WHAT IS EXPECTED: Scan the data below. Pull out each line where "screenshot" occurs.

<<<<

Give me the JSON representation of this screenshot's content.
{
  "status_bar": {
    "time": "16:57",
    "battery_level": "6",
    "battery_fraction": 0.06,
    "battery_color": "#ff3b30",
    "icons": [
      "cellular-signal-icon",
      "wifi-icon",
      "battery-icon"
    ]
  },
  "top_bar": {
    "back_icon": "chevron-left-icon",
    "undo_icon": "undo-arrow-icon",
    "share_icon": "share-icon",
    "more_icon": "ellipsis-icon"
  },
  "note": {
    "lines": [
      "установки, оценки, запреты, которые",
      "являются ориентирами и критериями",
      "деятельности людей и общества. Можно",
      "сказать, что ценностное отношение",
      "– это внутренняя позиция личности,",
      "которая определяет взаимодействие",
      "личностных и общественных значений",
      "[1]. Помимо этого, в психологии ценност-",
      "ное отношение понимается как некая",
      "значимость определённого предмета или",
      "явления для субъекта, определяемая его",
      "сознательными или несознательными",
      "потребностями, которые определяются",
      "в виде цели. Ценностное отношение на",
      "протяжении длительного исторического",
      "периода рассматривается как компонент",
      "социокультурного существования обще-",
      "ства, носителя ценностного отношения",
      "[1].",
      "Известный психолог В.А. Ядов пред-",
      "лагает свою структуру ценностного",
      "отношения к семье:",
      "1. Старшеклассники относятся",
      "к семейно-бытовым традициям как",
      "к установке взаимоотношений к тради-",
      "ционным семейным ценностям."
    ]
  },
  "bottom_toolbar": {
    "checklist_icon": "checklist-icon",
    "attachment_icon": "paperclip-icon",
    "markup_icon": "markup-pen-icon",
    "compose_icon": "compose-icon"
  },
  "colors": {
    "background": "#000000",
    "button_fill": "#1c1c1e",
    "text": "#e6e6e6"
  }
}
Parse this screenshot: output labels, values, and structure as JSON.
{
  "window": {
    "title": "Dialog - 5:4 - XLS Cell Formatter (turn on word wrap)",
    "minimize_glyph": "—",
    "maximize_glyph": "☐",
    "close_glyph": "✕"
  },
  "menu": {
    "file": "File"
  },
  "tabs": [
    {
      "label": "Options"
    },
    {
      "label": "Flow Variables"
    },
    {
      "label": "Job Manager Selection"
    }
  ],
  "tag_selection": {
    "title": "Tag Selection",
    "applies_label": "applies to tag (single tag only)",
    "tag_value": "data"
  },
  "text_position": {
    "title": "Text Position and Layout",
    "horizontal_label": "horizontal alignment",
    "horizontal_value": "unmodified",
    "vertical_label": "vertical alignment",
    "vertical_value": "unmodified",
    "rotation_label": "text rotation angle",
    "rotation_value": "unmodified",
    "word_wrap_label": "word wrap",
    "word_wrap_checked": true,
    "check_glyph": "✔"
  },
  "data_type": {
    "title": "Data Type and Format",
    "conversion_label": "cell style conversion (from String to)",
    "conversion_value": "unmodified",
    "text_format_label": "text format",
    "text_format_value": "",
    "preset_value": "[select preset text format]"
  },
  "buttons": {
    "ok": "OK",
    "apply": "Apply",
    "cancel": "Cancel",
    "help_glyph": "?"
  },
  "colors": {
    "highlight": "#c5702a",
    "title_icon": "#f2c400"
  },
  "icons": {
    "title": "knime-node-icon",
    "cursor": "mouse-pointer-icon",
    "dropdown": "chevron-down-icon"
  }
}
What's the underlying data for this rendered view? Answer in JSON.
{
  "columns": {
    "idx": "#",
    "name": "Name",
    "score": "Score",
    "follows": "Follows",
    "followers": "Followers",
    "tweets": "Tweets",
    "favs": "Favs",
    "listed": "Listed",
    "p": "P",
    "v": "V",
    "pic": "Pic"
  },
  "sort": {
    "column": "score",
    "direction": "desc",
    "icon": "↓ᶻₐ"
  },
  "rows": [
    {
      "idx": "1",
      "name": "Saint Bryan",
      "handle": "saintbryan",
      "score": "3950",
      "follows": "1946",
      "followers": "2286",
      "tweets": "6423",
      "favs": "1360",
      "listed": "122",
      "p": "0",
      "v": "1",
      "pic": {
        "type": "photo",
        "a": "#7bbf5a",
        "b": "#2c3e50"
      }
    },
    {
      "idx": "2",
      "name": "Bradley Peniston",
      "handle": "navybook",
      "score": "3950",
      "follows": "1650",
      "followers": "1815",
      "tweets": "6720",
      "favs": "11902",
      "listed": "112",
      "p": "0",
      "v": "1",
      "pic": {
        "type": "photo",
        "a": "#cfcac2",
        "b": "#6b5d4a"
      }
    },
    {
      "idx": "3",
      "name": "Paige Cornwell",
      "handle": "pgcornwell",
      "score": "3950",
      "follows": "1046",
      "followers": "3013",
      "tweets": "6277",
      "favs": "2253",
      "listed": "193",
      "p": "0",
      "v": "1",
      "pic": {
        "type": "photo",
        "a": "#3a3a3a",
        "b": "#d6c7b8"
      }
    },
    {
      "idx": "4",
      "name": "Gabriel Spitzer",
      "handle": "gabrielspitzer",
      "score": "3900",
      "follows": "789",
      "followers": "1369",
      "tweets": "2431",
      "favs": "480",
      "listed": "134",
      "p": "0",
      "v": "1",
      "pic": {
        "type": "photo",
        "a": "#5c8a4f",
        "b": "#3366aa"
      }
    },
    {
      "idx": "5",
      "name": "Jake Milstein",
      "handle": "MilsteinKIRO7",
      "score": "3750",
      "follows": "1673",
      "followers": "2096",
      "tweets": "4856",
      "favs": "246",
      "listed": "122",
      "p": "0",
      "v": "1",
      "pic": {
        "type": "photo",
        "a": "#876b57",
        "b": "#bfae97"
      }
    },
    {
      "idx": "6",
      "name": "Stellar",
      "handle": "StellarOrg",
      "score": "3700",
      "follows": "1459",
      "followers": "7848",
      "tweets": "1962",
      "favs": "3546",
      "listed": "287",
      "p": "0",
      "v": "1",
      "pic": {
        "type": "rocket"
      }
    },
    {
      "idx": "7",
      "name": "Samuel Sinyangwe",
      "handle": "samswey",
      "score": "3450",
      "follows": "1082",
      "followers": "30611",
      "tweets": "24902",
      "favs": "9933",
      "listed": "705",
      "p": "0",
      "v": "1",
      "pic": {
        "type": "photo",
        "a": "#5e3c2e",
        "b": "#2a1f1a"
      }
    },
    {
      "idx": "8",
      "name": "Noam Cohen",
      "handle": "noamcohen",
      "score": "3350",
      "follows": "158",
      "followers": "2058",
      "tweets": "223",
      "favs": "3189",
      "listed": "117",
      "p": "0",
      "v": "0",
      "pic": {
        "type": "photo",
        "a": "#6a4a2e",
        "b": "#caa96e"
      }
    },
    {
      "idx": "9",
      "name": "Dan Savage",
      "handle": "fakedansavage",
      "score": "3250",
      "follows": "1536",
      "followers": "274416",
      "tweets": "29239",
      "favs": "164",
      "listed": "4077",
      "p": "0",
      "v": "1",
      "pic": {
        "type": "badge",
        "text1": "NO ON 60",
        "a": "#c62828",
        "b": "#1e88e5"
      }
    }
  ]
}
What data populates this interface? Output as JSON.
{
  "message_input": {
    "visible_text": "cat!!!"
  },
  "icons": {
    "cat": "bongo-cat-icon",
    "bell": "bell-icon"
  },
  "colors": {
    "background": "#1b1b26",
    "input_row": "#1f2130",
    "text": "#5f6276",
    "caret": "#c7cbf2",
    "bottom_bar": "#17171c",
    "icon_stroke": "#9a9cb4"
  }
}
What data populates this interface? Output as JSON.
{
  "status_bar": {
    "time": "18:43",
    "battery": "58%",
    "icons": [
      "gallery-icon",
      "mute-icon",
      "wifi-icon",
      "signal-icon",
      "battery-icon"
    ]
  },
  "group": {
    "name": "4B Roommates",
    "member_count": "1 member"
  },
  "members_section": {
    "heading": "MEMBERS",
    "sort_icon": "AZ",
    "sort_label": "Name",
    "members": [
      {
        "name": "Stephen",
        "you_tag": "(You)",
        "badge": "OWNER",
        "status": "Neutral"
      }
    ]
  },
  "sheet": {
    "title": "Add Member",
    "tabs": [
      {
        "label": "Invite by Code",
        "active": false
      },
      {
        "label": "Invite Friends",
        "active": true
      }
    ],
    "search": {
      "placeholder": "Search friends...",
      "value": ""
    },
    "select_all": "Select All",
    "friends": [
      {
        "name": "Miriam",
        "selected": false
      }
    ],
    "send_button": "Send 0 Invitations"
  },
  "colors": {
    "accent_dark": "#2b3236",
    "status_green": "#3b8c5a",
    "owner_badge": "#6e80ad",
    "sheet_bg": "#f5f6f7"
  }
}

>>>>

SOLUTION TO THIS PROBLEM:
Give me the JSON representation of this screenshot's content.
Parse this screenshot: output labels, values, and structure as JSON.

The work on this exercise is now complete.